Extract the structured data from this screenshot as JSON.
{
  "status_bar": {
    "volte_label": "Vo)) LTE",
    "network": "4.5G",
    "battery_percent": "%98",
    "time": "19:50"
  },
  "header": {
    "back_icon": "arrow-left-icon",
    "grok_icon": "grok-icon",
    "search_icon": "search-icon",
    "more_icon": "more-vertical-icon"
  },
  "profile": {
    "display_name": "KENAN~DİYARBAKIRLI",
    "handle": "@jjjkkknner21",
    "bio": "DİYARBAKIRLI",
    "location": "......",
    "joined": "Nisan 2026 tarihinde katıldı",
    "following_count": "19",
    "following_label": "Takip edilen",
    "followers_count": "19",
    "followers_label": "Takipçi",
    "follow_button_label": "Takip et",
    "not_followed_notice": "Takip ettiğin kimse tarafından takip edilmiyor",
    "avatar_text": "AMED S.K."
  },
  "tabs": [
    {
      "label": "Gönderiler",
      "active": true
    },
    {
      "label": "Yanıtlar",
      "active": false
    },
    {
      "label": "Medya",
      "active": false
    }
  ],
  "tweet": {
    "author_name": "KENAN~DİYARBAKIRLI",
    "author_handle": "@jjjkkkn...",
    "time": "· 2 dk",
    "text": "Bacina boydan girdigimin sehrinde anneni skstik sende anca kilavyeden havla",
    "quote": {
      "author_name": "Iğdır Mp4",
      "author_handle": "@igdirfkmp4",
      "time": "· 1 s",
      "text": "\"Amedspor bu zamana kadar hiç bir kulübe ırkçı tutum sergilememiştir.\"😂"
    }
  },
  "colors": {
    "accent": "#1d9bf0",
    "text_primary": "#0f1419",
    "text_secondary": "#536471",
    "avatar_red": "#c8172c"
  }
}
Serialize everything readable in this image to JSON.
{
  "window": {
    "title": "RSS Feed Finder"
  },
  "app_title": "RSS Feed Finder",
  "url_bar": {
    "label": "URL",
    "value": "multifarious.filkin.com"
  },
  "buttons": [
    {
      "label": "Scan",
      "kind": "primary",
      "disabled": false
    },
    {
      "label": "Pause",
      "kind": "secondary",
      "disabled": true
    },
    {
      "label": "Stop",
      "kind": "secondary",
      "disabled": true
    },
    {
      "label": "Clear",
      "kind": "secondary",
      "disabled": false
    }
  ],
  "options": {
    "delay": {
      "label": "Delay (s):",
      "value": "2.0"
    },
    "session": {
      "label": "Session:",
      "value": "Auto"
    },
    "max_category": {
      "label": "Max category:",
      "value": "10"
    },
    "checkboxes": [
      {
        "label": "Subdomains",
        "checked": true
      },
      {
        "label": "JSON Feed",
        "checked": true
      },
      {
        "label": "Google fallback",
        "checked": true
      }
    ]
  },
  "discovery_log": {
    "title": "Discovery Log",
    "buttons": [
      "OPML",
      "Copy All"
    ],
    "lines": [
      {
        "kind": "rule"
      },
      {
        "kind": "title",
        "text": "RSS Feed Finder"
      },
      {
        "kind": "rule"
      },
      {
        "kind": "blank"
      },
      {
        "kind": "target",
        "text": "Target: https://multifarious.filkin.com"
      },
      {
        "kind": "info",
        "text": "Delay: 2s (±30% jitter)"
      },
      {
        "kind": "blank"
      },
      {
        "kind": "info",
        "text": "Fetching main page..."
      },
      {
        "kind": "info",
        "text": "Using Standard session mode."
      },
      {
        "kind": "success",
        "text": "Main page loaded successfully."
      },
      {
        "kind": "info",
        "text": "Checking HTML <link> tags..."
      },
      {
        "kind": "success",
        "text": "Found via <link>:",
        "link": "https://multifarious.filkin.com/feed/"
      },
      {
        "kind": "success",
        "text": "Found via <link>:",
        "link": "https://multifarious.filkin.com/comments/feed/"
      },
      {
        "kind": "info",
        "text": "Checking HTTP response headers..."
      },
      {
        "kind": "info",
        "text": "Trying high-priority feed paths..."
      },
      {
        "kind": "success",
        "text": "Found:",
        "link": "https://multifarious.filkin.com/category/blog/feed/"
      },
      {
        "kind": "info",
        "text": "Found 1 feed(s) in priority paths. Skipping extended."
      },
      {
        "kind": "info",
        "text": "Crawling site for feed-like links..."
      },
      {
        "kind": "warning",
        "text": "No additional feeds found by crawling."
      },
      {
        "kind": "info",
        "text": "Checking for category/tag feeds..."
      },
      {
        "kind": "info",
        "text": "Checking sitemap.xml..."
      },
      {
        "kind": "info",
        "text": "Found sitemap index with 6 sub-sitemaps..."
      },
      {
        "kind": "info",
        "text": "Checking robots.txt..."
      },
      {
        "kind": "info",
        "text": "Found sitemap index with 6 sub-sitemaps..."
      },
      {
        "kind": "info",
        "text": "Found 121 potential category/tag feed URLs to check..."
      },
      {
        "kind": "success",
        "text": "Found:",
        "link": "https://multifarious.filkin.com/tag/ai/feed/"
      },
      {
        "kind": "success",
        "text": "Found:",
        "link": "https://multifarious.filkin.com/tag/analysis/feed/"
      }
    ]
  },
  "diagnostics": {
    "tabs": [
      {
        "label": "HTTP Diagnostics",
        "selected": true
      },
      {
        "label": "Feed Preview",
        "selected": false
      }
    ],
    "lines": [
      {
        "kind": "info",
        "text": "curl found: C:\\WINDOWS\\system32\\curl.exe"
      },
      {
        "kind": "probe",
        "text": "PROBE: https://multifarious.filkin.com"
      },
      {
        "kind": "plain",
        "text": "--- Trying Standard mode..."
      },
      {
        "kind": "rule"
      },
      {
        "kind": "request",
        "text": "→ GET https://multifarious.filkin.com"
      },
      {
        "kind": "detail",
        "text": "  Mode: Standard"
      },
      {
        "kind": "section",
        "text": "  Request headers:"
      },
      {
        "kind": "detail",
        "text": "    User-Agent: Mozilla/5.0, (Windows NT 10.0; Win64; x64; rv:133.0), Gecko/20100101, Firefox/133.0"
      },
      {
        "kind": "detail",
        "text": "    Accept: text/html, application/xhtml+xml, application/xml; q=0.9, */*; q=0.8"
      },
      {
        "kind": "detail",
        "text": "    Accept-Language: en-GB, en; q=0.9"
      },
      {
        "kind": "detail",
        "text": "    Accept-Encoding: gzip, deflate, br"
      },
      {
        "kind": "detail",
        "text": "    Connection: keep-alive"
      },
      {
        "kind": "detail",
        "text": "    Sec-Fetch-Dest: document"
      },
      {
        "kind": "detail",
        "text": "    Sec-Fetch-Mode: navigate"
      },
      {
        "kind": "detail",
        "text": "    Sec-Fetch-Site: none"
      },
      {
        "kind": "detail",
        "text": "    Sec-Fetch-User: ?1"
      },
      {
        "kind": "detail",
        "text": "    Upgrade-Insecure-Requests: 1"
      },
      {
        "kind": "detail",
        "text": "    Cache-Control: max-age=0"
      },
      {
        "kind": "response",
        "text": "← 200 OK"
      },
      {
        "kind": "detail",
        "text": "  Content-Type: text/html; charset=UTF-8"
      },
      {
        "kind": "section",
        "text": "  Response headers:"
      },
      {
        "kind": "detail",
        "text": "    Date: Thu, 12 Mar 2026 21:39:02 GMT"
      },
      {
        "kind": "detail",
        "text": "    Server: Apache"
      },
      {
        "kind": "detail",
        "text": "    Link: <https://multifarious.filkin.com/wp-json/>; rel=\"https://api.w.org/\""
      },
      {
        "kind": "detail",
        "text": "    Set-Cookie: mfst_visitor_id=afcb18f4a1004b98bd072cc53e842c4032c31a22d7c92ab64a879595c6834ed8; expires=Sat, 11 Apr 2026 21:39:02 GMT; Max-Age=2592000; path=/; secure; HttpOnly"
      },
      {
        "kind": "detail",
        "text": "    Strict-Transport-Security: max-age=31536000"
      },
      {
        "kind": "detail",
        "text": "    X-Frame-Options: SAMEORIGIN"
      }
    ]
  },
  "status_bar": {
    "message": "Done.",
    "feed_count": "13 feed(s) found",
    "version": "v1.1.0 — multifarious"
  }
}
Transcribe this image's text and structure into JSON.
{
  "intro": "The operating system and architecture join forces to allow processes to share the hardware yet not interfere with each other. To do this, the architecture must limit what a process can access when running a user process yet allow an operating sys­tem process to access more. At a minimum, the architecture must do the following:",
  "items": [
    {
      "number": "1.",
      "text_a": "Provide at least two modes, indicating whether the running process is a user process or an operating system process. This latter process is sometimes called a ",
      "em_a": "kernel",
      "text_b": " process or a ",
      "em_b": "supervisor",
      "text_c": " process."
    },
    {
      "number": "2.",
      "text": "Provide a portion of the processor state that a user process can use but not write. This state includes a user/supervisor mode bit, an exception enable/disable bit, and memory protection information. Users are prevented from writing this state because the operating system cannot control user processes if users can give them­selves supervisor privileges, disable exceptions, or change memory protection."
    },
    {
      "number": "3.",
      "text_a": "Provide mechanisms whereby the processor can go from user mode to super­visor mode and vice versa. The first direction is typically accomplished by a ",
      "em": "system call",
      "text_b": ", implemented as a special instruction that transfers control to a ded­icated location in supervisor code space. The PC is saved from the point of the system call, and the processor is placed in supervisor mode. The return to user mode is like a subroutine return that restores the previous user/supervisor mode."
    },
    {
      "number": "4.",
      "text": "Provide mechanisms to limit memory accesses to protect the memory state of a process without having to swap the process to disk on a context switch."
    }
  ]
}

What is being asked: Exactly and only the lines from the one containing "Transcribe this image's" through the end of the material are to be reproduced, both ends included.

Solved problem:
Transcribe this image's text and structure into JSON.
{
  "intro": "The operating system and architecture join forces to allow processes to share the hardware yet not interfere with each other. To do this, the architecture must limit what a process can access when running a user process yet allow an operating sys­tem process to access more. At a minimum, the architecture must do the following:",
  "items": [
    {
      "number": "1.",
      "text_a": "Provide at least two modes, indicating whether the running process is a user process or an operating system process. This latter process is sometimes called a ",
      "em_a": "kernel",
      "text_b": " process or a ",
      "em_b": "supervisor",
      "text_c": " process."
    },
    {
      "number": "2.",
      "text": "Provide a portion of the processor state that a user process can use but not write. This state includes a user/supervisor mode bit, an exception enable/disable bit, and memory protection information. Users are prevented from writing this state because the operating system cannot control user processes if users can give them­selves supervisor privileges, disable exceptions, or change memory protection."
    },
    {
      "number": "3.",
      "text_a": "Provide mechanisms whereby the processor can go from user mode to super­visor mode and vice versa. The first direction is typically accomplished by a ",
      "em": "system call",
      "text_b": ", implemented as a special instruction that transfers control to a ded­icated location in supervisor code space. The PC is saved from the point of the system call, and the processor is placed in supervisor mode. The return to user mode is like a subroutine return that restores the previous user/supervisor mode."
    },
    {
      "number": "4.",
      "text": "Provide mechanisms to limit memory accesses to protect the memory state of a process without having to swap the process to disk on a context switch."
    }
  ]
}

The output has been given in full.